Abraham Lincoln freed the slaves.
Christopher Columbus discovered America.
The Rev. Martin Luther King Jr. had a “dream.”
We like to remember history in short and snappy bumper-sticker sound bites. Real life is a bit more complicated.
Columbus “discovered” a “New World” that was new to him anyway, not to the people who already lived in it.
Lincoln’s Emancipation Proclamation did free slaves in the states that seceded. He had to prod, cajole, bribe and browbeat Congress to free the rest.
And the Rev. Dr. King did have a “dream” that he described eloquently at the historic March on Washington for Jobs and Freedom 50 years ago. But more important, he had an agenda.
He described his dream so powerfully and memorably in the concluding portion of his 16-minute speech that it has been too easy for the rest of us to forget the agenda that he laid out in the earlier part.
That’s understandable. The magnetic invitation of King’s majestic words, delivered with a drumbeat refrain of “I have a dream...,” quite properly deserves a top-shelf position in the canon of American oratory.
With generous references to the Gettysburg Address, the Emancipation Proclamation, the Declaration of Independence and the Constitution, King grounded his speech, not in radical notions of social change but as a fulfillment of the nation’s founders’ noblest ideals. His dream, as he put it, was “as old as the American dream.”
And the story of how its closing “dream” refrain almost didn’t happen has become legendary in civil rights circles. As Clarence B. Jones, who helped King draft speeches, describes it, King had major-megaton case of writer’s block over how to end his speech. He was the final speaker of the day and wanted to leave his audiences -- on the Washington Mall, in the White House and in homes across America -- inspired. But how?
As he reached the end of his remarks in front of the huge crowd King and began to improvise, the answer came in a woman’s voice. The iconic gospel queen Mahalia Jackson shouted over the crowd: “Tell them about the dream, Martin!”
He did. Like an oratorical jazz musician he smoothly segued into an improvised version of the “dream” refrain that he had used to great effect in speeches earlier that year. It has since come to define King’s entire career in our collective memory, especially this often-quoted line: “I have a dream that my four little children will one day live in a nation where they will not be judged by the color of their skin but by the content of their character.”

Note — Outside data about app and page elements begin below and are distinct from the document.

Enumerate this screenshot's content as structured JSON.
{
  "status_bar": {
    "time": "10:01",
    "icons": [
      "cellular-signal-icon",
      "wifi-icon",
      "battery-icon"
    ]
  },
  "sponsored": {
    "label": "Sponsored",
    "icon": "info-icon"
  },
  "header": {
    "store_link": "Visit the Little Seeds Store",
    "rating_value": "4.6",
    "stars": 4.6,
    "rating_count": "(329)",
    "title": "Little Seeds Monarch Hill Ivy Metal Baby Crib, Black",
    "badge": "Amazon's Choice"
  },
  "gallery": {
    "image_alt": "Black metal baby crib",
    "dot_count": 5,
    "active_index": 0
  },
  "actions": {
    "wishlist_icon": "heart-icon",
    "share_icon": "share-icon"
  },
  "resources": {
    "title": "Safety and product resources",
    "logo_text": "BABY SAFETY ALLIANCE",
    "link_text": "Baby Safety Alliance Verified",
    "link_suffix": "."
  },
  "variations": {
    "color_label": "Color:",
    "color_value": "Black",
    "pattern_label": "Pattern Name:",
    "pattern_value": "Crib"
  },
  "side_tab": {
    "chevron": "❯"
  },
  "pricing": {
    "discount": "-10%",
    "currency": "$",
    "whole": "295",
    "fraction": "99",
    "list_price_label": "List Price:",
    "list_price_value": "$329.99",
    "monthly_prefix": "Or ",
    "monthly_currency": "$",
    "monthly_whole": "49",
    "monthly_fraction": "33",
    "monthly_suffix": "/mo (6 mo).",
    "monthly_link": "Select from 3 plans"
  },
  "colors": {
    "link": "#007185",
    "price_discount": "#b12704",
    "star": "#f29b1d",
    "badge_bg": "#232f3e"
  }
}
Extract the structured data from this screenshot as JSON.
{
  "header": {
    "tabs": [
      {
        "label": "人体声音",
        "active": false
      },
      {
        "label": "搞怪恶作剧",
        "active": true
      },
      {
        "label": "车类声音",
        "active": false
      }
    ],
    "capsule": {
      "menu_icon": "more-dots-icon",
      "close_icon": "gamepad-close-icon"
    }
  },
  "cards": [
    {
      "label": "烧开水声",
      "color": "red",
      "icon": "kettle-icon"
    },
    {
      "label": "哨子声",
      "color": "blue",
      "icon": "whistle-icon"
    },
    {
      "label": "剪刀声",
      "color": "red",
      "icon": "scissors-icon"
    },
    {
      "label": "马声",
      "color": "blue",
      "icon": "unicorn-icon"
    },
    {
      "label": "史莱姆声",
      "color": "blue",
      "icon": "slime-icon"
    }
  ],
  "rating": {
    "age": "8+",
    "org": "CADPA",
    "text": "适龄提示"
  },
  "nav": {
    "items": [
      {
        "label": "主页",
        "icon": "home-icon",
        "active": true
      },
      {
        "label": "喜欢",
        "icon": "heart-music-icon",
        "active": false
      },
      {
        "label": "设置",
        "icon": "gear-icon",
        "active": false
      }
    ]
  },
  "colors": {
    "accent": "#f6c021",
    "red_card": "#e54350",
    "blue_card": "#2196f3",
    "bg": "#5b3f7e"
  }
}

Conservatives in particular like to quote that line to argue against any social policies or programs that would take race into account. Yet using King’s “dream” to argue against race-based remedies is almost as intellectually dishonest as quoting Lincoln to argue in favor of slavery.
When King talks earlier his speech, for example, about the “promissory note” that the founders wrote in this nation’s founding documents, he wasn’t talking about a used car loan.
To see King’s agenda detailed on that special day 50 years ago you have to turn to the organizing manual for the march. It listed 10 demands. Seven concerned issues of racial discrimination that were fulfilled in the civil rights, voting rights and fair housing legislation that President Lyndon Johnson would sign into law -- with strong Republican support, by the way, to get past stiff resistance from Southern segregationist Democrats.
Southern conservatives have since found a new home in the party of Abraham Lincoln. Political history is full of ironies.
Yet three of the march’s 10 demands concerned economic issues that remain timely today and not just for African Americans: A raise in the national minimum wage, an expansion of the Fair Labor Standards Act and “a massive federal program to train and place all workers -- Negro and white -- on meaningful and dignified jobs at decent wages.”
Conservatives on talk radio and cable TV praise King’s memory today. But if he were still around, I imagine they would be accusing him of waging “class warfare” and “playing the race card.” Names change but the political game stays the same.
E-mail Clarence Page at firstname.lastname@example.org.